Furthermore, many Chinese universities still struggle with providing social science training (including ethics training)within science, engineering, and related degree programs. And until very recently, the field of science and technology studies in China mostly consisted of philosophers and statisticians who have limited experience with the kind of qualitative research that is key to providing a “thick” account of the hows and whys of research practice in China.
Our Chinese colleagues are eager to overcome this chronic issue, and in our meetings they were as interested in new regulatory visions and ideas as in the social research methods that helped develop these views. Engaging with Chinese academics and asking for clarification about their thinking is one way to help them present their work in context.
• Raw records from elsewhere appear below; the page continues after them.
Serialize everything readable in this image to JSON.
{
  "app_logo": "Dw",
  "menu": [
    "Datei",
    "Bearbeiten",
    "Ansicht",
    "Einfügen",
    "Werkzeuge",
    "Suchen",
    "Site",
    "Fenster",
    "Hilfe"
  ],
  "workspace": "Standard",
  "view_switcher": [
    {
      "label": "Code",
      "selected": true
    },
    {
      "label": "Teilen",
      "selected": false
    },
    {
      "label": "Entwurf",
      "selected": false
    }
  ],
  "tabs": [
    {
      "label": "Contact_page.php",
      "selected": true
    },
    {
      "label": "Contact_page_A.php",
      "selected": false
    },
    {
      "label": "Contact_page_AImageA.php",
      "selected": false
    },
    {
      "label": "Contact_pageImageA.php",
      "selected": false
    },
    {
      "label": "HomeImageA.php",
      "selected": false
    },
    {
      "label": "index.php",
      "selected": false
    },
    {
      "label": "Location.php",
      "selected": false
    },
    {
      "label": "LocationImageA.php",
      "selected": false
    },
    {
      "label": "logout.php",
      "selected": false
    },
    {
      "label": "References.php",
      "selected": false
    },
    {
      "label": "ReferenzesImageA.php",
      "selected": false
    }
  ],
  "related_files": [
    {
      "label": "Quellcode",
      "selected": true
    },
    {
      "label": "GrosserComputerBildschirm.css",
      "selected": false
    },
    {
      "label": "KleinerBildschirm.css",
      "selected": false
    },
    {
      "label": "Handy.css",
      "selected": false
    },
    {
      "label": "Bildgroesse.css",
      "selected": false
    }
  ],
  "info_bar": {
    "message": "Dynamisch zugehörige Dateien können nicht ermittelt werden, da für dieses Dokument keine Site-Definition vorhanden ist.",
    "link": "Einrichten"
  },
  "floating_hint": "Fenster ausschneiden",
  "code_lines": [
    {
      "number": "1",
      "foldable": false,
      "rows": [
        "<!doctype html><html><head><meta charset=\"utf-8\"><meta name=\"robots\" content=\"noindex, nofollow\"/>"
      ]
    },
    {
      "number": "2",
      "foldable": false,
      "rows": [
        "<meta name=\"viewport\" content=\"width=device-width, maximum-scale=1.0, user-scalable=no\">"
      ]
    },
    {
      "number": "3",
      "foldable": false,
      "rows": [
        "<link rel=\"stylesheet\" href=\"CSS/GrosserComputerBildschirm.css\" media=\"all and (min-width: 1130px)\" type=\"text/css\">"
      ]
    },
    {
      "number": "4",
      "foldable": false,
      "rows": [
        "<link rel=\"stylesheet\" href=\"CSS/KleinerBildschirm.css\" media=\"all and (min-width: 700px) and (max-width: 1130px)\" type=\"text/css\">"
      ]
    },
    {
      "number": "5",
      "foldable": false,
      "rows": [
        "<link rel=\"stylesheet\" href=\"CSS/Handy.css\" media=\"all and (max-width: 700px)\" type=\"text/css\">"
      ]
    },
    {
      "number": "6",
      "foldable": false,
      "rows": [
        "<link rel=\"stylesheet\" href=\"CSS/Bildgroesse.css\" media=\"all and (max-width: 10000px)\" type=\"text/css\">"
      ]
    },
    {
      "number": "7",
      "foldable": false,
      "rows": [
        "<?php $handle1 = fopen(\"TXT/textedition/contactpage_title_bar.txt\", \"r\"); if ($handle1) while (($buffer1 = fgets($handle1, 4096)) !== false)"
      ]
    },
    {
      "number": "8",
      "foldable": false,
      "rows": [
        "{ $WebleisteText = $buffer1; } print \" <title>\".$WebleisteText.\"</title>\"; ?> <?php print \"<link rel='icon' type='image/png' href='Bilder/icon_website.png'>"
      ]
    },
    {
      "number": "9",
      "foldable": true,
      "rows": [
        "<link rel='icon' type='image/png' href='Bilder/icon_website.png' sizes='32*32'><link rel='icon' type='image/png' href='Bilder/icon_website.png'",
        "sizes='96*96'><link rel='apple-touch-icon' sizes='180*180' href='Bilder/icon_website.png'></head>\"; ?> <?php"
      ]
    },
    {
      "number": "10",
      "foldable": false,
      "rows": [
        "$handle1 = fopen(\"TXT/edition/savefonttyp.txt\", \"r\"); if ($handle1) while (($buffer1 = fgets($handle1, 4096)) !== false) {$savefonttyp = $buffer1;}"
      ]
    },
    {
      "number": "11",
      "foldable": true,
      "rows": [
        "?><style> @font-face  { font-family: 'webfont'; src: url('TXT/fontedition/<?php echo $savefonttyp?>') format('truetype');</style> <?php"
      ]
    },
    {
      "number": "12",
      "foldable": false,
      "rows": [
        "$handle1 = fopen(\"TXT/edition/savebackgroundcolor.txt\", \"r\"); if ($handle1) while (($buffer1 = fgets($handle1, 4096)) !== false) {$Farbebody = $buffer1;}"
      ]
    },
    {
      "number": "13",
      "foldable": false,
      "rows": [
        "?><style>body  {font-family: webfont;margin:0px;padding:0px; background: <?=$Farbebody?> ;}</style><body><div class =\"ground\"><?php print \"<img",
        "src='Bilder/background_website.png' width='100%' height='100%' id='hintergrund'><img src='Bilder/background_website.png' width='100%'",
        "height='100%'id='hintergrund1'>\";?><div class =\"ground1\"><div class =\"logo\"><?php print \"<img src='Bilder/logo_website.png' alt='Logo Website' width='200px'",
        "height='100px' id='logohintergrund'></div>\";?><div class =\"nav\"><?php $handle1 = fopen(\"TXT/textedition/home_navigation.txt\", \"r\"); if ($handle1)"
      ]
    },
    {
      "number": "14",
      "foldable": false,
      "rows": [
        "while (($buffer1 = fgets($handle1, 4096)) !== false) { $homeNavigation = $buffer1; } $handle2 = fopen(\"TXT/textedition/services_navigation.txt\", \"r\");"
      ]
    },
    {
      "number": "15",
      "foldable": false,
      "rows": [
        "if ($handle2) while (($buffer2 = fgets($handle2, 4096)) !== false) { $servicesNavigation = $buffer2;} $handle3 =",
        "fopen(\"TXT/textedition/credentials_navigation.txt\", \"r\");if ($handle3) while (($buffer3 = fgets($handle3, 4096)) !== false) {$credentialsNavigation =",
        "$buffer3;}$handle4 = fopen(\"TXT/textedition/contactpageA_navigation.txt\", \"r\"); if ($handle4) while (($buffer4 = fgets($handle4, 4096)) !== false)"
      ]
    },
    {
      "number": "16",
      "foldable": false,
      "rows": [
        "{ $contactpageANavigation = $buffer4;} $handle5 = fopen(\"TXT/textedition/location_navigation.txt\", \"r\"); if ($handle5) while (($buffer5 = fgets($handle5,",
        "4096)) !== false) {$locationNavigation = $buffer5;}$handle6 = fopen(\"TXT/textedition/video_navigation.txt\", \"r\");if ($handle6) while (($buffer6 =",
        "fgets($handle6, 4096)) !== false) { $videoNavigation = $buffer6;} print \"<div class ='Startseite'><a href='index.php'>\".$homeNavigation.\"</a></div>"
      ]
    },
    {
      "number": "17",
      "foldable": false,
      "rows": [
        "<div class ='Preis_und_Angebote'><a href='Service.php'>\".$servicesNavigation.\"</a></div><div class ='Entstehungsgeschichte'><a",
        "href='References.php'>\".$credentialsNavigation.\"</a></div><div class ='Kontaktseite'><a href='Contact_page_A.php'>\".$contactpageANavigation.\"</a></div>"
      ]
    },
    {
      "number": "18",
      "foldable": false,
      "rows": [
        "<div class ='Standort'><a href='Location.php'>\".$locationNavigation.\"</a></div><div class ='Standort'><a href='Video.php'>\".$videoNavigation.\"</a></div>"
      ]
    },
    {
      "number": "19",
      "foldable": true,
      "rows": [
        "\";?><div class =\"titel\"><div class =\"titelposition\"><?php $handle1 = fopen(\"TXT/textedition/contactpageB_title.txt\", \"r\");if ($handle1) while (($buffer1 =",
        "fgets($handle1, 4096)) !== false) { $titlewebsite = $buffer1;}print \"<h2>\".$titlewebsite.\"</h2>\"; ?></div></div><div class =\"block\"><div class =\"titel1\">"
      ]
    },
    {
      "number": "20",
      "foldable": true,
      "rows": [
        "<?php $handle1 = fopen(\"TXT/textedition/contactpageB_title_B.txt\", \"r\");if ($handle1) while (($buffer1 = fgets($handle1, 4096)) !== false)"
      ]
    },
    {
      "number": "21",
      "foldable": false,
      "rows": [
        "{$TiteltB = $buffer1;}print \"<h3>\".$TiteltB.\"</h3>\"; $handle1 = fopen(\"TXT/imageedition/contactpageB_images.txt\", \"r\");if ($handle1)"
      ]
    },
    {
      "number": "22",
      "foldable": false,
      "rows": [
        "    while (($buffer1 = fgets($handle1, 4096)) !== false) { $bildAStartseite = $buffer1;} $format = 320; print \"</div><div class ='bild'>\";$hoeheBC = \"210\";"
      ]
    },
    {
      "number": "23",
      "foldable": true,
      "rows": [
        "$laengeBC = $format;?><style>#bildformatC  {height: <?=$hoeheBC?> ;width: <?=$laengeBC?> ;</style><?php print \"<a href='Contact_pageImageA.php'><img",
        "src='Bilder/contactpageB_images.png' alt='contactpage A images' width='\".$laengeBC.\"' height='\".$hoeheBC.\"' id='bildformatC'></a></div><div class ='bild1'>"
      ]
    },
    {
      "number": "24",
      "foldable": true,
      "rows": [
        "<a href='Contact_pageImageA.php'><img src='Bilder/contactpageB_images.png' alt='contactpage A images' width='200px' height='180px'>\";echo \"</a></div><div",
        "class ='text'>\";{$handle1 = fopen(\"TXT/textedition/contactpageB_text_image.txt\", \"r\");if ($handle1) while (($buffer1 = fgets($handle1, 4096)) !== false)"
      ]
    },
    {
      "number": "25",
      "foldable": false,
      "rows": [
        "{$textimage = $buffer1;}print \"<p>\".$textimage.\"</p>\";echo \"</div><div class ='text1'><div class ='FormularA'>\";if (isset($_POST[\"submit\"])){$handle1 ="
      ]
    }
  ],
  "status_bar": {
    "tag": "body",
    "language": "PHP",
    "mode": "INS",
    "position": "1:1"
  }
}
This simple point cannot be taken for granted, as it requires Western academics to get beyond the habitual mindset of seeing China as homogenous and encourages and enables context-specific dialogues.
Misconceptions about Chinese science and scientists today are eerily similar to those once held about Soviet science and scientists, particularly in the weapons field during the Cold War. It was only through sustained cooperation and communications, enabled in part by reciprocal programs such as the US Cooperative Threat Reduction Program, that Western observers acquired a textured view of the variegated landscape of science and scientists in the Soviet and post-Soviet world. At the same time, these post-Soviet scientists also gained a better understanding of the strengths and limitations of their Western counterparts. In spite of the regular emergence of political tensions, particularly with Russia, this mutual understanding has led to a sustained dialogue, allowing for continued engagement during tensions and renewed cooperation after tensions died down.
While cooperative dialogue with China can achieve lofty geopolitical goals, it’s important to also pay attention to the individuals involved. This is to say, instead of denigrating China’s scientific rise as an achievement of an autocratic machine, scientists need to recognize the human story in the organization and delivery of these advancements, grasping both the societal reasoning and social ambivalences involved. Only through this recognition can researchers anticipate what changes could be on the horizon.
We started the BioGovernance Commons as a small endeavor to understand and bring together people from China and the West who are critical to the future of science. Although Western discourse is often preoccupied with whether Chinese scientists are sufficiently independent from the government, we believe a more fundamental question is how to nurture a shared culture and willingness for conversation. How do we make sure that different scientific communities can speak—and that we can hear each other when we do? For the three of us, the BioGovernance Commons is one way to create such a sustainable and meaningful dialogue.